"The dot-commers sort of fueled the bidding wars six months ago," says Corcoran COO Scott Durkin. But though the bidding is less intense, the market for downtown lofts isn't exactly tanking. As for the dot-commers, "I don't think we ever had that many to begin with," says Stribling Marketing Associates' Christopher Wilson.
Not everyone will be sorry to see them go. "A lot of the co-op boards I deal with never liked them," says Gumley Haft Kleier president Michele Kleier. "It's fresh-off-the-printing-press money."
Many believe that the potential for decline is greater in rentals. "The rental market is down, and that's more the dot-com market," notes Bellmarc principal Neil Binder. "They're people who have limited cash and big incomes." Or maybe not: Corcoran says it has seen former dot-commers applying for jobs selling real estate.
On the Move
Tyler sells home-runway

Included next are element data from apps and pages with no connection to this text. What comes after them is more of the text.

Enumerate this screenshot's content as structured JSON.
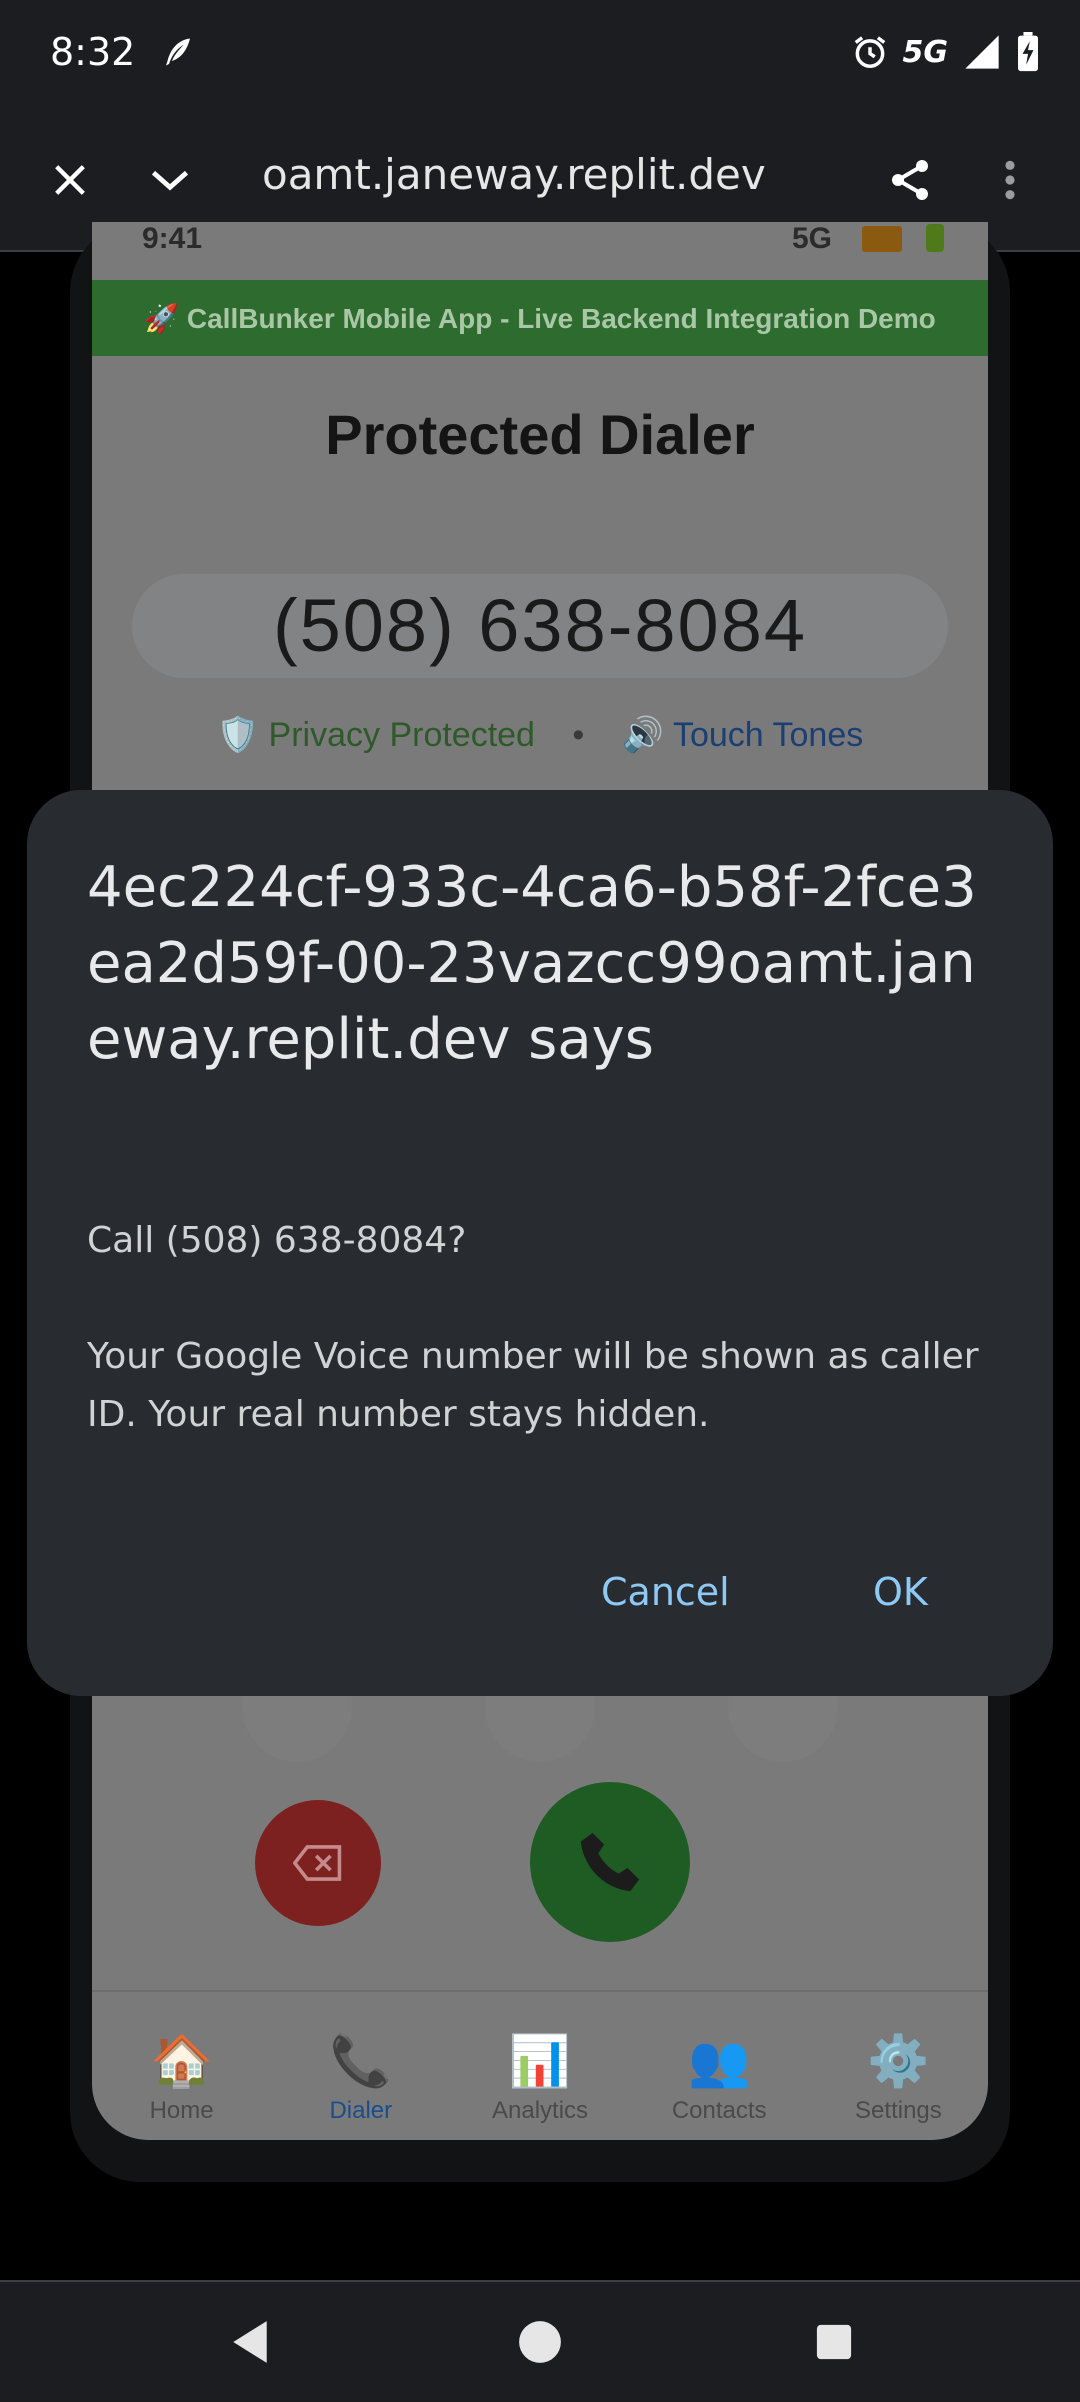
{
  "status_bar": {
    "time": "8:32",
    "network": "5G"
  },
  "browser_bar": {
    "url": "oamt.janeway.replit.dev"
  },
  "page": {
    "mock_status": {
      "time": "9:41",
      "network": "5G"
    },
    "banner": "🚀 CallBunker Mobile App - Live Backend Integration Demo",
    "title": "Protected Dialer",
    "number": "(508) 638-8084",
    "privacy": "🛡️ Privacy Protected",
    "separator": "•",
    "touch_tones": "🔊 Touch Tones",
    "tabs": [
      {
        "icon": "🏠",
        "label": "Home"
      },
      {
        "icon": "📞",
        "label": "Dialer"
      },
      {
        "icon": "📊",
        "label": "Analytics"
      },
      {
        "icon": "👥",
        "label": "Contacts"
      },
      {
        "icon": "⚙️",
        "label": "Settings"
      }
    ]
  },
  "dialog": {
    "title": "4ec224cf-933c-4ca6-b58f-2fce3ea2d59f-00-23vazcc99oamt.janeway.replit.dev says",
    "question": "Call (508) 638-8084?",
    "message": "Your Google Voice number will be shown as caller ID. Your real number stays hidden.",
    "cancel": "Cancel",
    "ok": "OK"
  },
  "colors": {
    "dialog_button": "#8ec9f5",
    "dialog_bg": "#282c31",
    "active_tab": "#1a4d8c"
  }
}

Fashion designer Richard Tyler just sold his plus-size mansion at 19 Gramercy Park South for almost $17 million. Built by a prominent Whig politician in 1845, it was owned by the Stuyvesant Fish family and, later, the legendary flack Ben Sonnenberg, who combined it with the six-story apartment building next door. Tyler and his wife, Lisa Trafficante, bought it in 1995 for $3.5 million and renovated it, turning the ballroom into a white space he used for shows. They put it on the market for $18 million in February with Douglas Elliman broker Leslie Mason. They were in contract to buy a $7.75 million house at 727 Washington Street with a retractable roof and a glass-bottomed reflecting pool that allows light into a loft space that Tyler could use for shows. "I'm still hoping he's buying it," says its broker, Corcoran's Wendy Sarasohn.
Upper West Side
330 West 87th Street
6-bed, 5-bath, 5,000-square-foot townhouse. Ask: $4.295 million. Sell: $4.1 million. Two weeks on market.
"They didn't want to do a lick of work," says Corcoran's Anne Snee of her buyer, a lawyer and his family who were willing to pay accordingly. That worked out nicely, since this twenty-foot-wide Victorian had just been thoroughly restored (new kitchen, plumbing, A/C, wiring for high-speed Internet) by a woman who gentrifies down-at-the-heels houses. She was represented by Corcoran's Alan Berger. "It was a multi-unit before," notes Snee, distastefully.
Lower East Side
477 FDR Drive
3-bed, 2-bath, 1,820-square-foot co-op. Ask: $699,000. Sell: $680,000. Maintenance: $925. Seven weeks on market.
Slowly, the East River Houses, a 4,500-apartment complex of brick high-rises built by unions after World War II as a workers' Utopia, are being repopulated by bourgeois bargain-hunters. For years, owners had to sell their homes back to the co-op for the same price they'd paid for them. That socialistic requirement was relegated to the dustbin this summer, and the co-op hired Halstead's Steven Reisman and Myrna Reisman-Moreno to market the units. The brother-sister duo just sold this combined apartment, which has a 40-foot balcony, through a newspaper ad. The family who bought it had been cramped in east midtown.